- Opening Delimiter -

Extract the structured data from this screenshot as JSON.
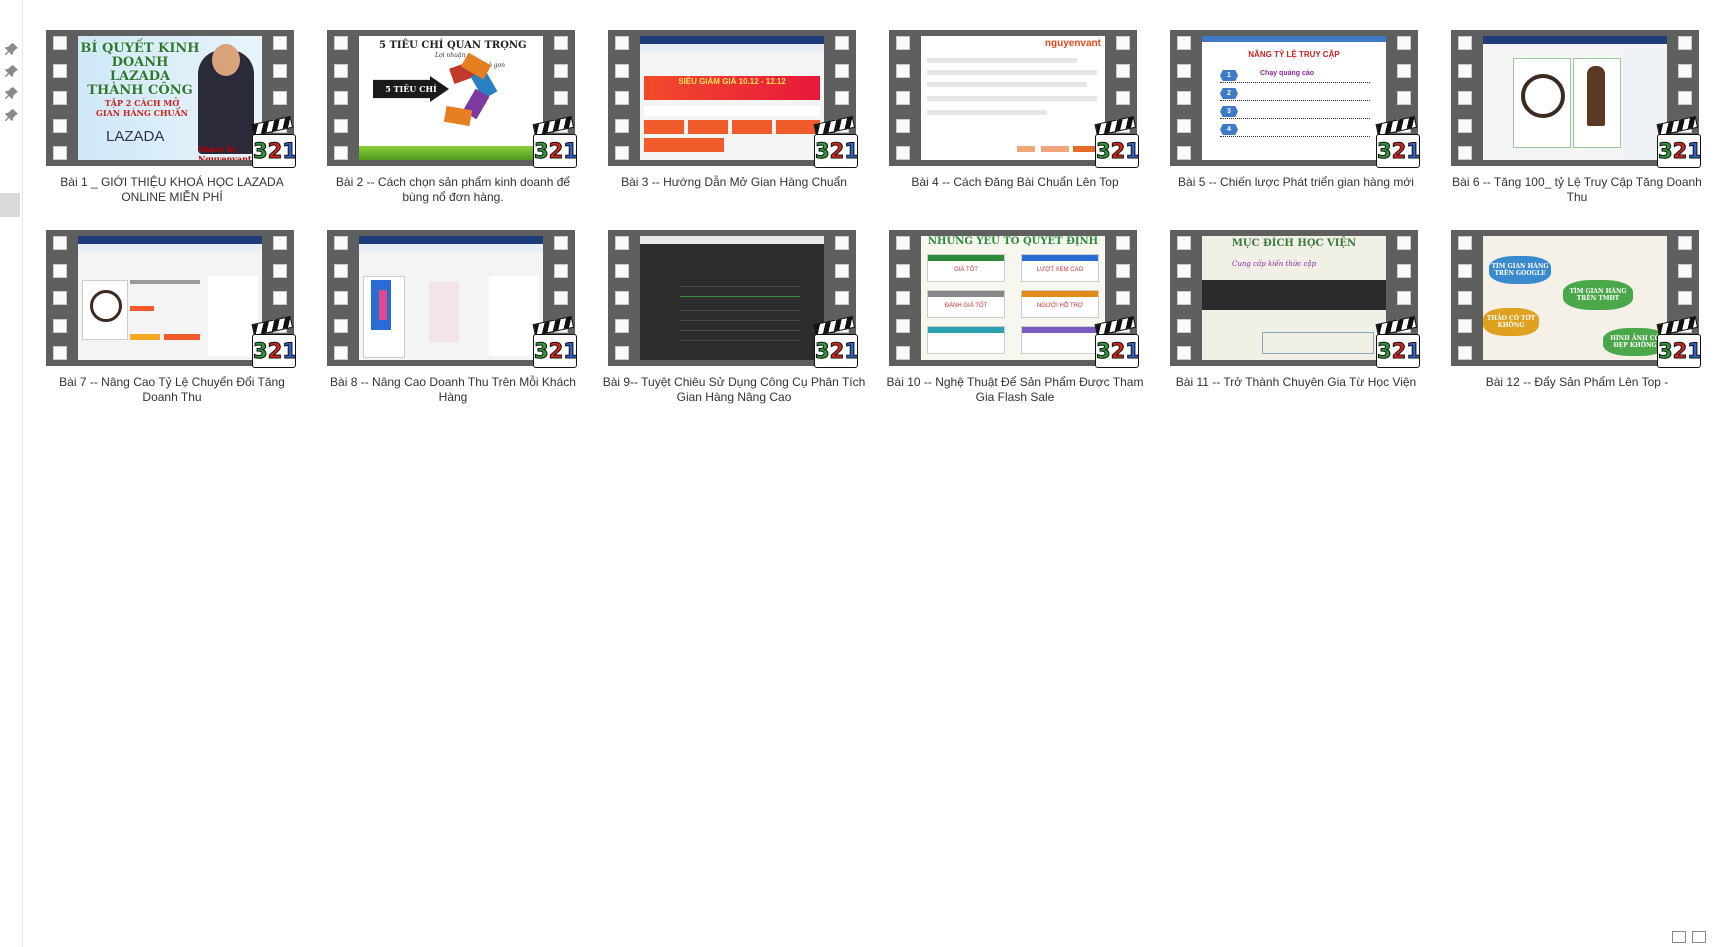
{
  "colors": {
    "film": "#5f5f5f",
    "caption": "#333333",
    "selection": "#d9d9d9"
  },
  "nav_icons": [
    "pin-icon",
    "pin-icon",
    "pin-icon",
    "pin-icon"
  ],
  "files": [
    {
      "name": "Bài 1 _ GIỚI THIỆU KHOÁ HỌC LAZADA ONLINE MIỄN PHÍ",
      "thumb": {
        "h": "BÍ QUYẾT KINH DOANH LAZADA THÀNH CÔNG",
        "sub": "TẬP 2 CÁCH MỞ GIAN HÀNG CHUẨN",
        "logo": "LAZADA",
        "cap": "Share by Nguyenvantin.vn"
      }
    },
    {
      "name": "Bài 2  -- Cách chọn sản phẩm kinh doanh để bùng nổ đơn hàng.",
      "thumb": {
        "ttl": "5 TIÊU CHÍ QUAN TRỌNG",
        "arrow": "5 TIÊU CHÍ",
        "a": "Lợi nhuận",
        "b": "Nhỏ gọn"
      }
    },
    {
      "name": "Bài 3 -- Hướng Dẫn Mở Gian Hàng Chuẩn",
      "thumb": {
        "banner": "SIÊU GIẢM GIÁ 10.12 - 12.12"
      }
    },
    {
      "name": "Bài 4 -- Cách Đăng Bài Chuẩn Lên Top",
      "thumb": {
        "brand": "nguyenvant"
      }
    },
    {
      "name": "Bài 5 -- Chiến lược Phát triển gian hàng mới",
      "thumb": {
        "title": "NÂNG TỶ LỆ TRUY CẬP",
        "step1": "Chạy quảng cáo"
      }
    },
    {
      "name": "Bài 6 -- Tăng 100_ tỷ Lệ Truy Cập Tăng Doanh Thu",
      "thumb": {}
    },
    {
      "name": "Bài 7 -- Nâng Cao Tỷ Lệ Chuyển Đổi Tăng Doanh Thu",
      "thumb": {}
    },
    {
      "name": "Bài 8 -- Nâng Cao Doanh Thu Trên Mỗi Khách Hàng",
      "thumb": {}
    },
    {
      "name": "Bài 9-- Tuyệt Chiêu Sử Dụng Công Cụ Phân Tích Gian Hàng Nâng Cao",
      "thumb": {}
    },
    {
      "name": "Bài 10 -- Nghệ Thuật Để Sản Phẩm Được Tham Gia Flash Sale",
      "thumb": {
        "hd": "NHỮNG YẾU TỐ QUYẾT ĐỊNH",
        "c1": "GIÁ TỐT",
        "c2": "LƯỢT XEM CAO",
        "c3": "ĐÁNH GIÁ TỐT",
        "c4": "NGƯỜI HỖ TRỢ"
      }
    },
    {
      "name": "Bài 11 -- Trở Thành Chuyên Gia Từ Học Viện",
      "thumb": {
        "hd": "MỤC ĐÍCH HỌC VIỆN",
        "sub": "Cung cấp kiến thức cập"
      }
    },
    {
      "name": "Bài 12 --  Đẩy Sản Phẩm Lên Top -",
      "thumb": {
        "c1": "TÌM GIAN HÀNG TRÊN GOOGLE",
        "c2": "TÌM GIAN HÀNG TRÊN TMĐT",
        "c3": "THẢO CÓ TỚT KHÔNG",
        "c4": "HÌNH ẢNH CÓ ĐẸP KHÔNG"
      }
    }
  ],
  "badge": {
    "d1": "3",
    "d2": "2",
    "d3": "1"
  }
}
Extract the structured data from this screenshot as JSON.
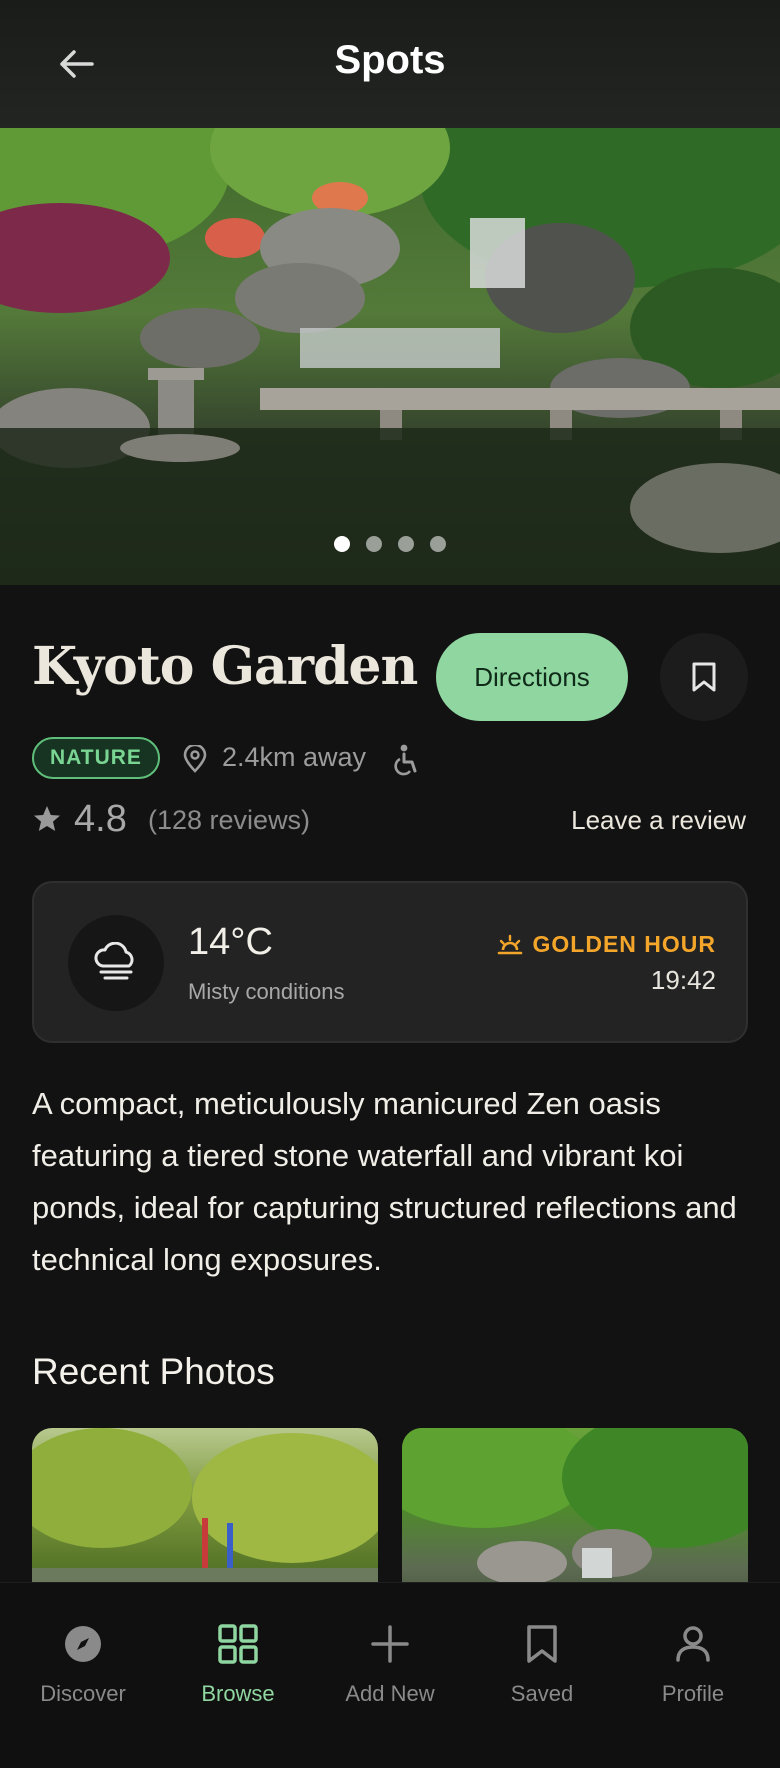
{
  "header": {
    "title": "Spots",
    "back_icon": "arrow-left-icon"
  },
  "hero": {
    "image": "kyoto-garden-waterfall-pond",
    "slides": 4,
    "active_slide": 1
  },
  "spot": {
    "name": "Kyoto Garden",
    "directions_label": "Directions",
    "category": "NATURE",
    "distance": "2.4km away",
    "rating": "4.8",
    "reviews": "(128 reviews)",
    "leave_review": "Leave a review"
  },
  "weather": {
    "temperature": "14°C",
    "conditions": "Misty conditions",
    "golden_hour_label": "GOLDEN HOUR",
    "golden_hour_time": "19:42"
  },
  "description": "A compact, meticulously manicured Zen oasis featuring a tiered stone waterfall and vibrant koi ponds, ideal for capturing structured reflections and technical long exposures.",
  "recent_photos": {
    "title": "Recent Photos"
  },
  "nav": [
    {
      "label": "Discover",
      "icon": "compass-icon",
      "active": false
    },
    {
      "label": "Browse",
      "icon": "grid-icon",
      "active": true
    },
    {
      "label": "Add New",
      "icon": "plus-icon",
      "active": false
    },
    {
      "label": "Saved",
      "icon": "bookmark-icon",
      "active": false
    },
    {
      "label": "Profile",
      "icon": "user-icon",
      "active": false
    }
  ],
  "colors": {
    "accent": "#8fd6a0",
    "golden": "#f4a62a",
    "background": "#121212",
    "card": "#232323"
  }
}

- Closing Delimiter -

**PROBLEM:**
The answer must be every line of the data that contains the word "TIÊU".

**FINISHED TASK:**
        "ttl": "5 TIÊU CHÍ QUAN TRỌNG",
        "arrow": "5 TIÊU CHÍ",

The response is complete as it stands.